Try it — Look through the records and copy each line that has "start" in it.

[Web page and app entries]
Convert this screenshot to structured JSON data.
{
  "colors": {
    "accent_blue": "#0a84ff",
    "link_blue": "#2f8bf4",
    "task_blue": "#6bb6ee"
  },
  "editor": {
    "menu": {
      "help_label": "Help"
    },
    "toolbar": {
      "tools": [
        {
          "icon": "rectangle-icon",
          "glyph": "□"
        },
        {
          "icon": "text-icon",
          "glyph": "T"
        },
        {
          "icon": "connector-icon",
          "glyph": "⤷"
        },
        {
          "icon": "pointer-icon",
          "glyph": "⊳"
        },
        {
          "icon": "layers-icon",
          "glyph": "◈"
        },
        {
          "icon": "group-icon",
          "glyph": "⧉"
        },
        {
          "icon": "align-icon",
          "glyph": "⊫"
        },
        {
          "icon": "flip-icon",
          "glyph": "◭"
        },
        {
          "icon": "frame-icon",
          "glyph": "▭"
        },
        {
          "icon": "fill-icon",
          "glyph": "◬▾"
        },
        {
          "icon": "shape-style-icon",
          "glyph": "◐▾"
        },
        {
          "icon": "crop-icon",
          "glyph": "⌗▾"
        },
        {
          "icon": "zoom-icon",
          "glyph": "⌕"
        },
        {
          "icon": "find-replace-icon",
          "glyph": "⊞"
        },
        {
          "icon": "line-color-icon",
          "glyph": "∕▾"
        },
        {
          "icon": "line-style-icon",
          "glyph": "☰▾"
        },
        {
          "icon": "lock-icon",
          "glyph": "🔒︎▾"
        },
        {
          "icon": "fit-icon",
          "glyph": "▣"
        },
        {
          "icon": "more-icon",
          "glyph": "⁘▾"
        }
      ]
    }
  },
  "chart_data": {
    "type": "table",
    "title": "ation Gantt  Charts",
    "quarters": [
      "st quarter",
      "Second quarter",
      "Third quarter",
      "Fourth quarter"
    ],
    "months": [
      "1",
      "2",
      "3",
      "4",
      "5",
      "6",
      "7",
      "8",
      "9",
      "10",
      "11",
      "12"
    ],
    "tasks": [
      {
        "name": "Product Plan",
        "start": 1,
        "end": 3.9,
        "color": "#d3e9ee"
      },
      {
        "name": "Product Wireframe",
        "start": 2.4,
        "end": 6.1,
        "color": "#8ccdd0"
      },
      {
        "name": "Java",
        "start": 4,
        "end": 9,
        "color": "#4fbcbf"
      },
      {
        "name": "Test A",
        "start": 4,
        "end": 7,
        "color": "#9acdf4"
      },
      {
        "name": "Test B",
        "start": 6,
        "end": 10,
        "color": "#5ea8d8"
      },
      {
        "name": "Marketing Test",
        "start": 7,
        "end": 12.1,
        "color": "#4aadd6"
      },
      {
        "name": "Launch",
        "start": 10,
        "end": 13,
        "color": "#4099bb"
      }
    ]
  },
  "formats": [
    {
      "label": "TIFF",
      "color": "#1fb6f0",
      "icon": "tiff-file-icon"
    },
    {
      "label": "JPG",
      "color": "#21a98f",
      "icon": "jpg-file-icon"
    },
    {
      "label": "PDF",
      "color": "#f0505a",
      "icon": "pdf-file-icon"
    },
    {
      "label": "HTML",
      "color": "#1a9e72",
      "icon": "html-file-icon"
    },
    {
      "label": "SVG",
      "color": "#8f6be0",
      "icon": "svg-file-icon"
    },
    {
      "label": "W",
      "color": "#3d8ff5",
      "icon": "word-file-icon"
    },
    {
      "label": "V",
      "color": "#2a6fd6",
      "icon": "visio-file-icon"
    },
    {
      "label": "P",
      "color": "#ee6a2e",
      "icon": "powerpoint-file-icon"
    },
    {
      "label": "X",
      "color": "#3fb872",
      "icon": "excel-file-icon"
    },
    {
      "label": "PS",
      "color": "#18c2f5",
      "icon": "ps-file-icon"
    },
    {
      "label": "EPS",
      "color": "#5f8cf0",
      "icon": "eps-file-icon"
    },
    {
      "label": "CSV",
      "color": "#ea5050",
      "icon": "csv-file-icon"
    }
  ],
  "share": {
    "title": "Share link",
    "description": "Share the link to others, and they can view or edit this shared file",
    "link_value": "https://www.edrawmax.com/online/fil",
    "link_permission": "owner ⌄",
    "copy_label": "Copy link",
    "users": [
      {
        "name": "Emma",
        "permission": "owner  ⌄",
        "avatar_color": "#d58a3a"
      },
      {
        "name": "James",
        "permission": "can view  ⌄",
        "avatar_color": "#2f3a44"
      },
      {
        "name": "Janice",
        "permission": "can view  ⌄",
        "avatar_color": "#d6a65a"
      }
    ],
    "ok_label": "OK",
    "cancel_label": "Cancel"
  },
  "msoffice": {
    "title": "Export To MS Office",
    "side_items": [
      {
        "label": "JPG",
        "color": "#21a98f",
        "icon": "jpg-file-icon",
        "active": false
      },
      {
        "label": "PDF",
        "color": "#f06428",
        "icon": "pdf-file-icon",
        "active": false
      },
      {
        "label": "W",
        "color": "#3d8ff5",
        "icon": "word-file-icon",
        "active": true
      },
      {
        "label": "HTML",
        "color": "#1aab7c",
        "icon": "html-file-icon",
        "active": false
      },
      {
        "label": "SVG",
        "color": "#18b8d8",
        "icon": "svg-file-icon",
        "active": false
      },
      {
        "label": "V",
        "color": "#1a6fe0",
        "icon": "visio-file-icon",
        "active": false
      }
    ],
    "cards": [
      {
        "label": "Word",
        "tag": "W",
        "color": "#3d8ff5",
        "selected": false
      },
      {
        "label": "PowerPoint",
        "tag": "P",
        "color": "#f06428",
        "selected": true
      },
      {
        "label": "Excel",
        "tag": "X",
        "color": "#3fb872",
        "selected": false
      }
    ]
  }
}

Reply to the task —
        "start": 1,
        "start": 2.4,
        "start": 4,
        "start": 4,
        "start": 6,
        "start": 7,
        "start": 10,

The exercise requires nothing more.